The NSPCC are keen to change with the fact that almost half of those contacting the NSPCC with serious concerns are still waiting over a month before getting in touch. This can leave individual and other children at risk and delay the deployment of interventions that provide protection and support. For a young child a month can feel like a lifetime. In 2011 almost 45,000 people across the UK contacted the NSPCC worried about a child.

NSPCC guidance for parents on how to spot the signs of child sexual abuse.

NSPCC - Share Aware Help your child stay safe on social networks 

An NSPCC campaign which provides straightforward advice to parents on how to keep their 8-12-year-olds safe on social networks. Resources include: a YouTube video; a parents' guide to social networks; tips for talking to your child about online safety; and a Be ShareAware guide.

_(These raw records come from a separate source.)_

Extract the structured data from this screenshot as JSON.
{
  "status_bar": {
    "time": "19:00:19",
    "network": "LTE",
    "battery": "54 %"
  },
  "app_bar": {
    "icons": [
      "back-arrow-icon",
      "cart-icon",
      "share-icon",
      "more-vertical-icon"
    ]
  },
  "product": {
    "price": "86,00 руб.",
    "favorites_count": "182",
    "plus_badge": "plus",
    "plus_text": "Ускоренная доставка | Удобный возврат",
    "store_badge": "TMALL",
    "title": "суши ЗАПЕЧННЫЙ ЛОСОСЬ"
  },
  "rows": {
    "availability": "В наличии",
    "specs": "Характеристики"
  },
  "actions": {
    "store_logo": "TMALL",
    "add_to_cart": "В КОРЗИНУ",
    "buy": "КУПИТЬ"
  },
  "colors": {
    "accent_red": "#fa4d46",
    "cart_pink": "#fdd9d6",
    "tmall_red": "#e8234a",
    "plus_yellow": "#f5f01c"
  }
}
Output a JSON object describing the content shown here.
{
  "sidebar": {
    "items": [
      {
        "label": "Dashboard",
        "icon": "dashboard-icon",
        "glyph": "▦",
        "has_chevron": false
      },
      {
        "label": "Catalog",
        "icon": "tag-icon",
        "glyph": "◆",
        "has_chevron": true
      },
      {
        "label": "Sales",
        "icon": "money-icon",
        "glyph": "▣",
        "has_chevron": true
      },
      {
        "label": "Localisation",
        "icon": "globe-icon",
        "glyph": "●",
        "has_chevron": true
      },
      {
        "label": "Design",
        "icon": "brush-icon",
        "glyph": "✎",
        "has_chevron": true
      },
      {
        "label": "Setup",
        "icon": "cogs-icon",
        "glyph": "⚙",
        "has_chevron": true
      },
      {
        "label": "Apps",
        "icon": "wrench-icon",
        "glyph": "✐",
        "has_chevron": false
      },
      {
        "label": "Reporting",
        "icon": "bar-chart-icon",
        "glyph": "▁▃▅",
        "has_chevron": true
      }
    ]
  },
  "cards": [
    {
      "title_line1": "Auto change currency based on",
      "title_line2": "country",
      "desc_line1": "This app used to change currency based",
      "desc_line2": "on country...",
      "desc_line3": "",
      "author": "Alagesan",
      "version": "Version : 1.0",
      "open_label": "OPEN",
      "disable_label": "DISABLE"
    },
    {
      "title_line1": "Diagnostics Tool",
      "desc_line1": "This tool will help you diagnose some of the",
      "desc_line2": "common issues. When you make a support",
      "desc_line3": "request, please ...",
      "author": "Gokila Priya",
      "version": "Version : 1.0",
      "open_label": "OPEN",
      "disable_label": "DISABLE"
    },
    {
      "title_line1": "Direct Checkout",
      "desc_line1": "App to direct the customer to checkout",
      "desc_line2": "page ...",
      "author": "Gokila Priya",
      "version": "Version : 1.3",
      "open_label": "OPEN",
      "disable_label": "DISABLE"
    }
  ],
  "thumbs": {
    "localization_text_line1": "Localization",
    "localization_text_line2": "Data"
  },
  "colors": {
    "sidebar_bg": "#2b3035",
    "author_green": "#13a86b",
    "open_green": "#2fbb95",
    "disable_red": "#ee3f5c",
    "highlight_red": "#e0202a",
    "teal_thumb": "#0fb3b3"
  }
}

More information can be found be clicking here 

 

 

News

May 2017 newsletter

Click here for our latest newsletter

Ofsted Inspection

The Bedford Borough Safeguarding Children Board (BBSCB) is judged to be 'Good' in a report published today by Ofsted. For more details of the report and a statement by Jenny Myers, Independent Chair of BBSCB can be found here 

 

Child Sexual Exploitation Conference

‘The More You Know, The More You See’ – Child Sexual Exploitation Conference

Date: Thursday 28th September 2017

Venue: The Rufus Centre, Flitwick

Time: 9:30 – 4:30 (Registration 9:00 – 9:30)

For more details please click here